Task prompt
In the records below, find each line containing the word "image" and copy it.

Entries shown
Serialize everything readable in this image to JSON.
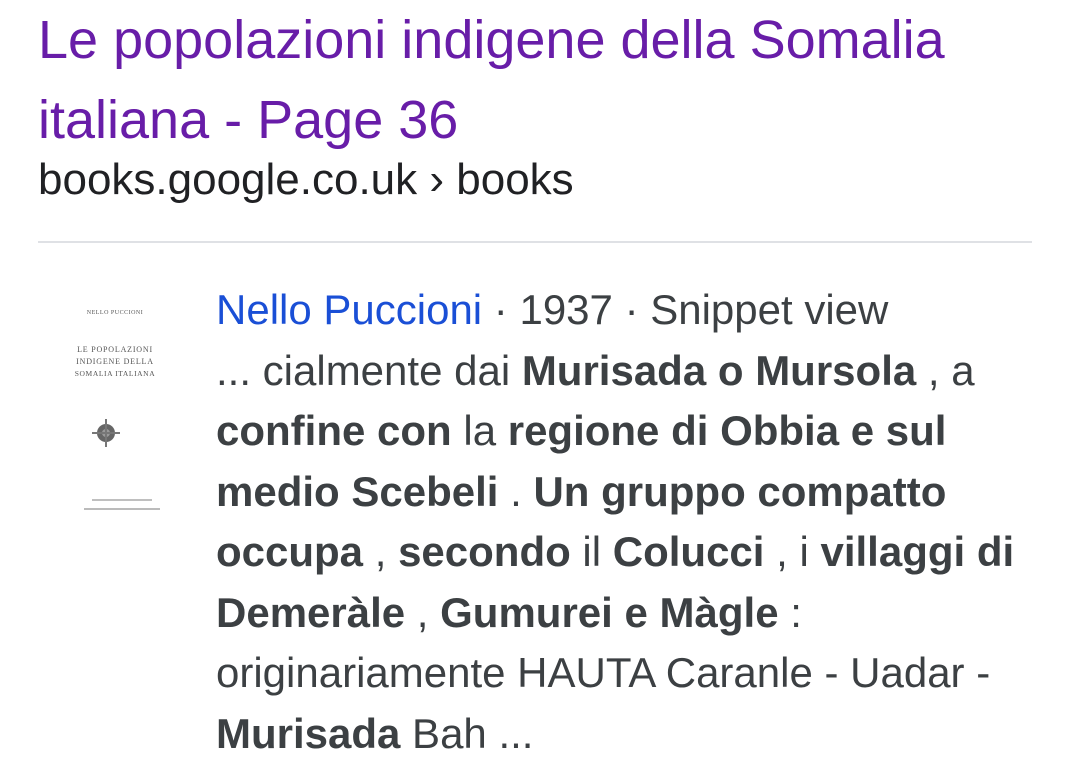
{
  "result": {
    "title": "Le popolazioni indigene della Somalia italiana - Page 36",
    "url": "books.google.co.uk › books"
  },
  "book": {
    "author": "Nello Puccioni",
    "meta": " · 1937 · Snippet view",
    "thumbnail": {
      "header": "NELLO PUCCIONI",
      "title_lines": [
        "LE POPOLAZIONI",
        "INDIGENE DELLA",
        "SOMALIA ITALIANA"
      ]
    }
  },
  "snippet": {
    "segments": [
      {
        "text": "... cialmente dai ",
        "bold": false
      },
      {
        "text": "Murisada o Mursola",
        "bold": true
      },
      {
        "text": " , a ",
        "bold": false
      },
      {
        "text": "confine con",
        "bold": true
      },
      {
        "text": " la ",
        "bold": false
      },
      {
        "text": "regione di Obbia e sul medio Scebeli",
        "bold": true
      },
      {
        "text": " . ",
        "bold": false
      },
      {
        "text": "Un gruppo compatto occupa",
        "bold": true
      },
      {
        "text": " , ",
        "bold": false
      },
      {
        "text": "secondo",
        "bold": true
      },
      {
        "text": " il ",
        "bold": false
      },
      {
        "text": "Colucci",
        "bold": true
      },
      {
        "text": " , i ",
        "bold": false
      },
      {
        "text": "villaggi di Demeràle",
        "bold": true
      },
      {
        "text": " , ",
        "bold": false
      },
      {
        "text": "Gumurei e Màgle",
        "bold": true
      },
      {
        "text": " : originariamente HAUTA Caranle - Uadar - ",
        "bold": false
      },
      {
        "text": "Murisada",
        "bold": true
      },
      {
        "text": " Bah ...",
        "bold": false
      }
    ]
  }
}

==

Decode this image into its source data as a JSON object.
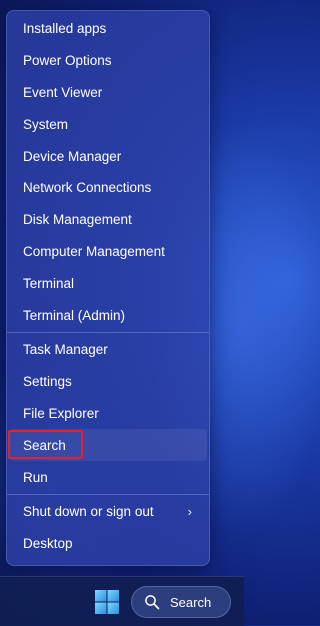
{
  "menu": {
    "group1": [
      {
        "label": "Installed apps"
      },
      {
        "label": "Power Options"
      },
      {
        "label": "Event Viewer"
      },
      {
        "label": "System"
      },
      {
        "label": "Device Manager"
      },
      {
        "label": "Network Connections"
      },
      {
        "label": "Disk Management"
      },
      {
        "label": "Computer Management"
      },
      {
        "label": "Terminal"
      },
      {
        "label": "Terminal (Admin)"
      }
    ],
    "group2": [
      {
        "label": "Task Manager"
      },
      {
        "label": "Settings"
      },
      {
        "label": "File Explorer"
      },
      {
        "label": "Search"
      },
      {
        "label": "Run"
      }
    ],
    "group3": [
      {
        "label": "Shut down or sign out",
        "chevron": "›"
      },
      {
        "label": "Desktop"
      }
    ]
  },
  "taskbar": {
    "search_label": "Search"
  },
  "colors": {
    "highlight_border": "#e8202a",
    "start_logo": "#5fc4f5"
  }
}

Answer area
Serialize everything readable in this image to JSON.
Decode this image into its source data as a JSON object.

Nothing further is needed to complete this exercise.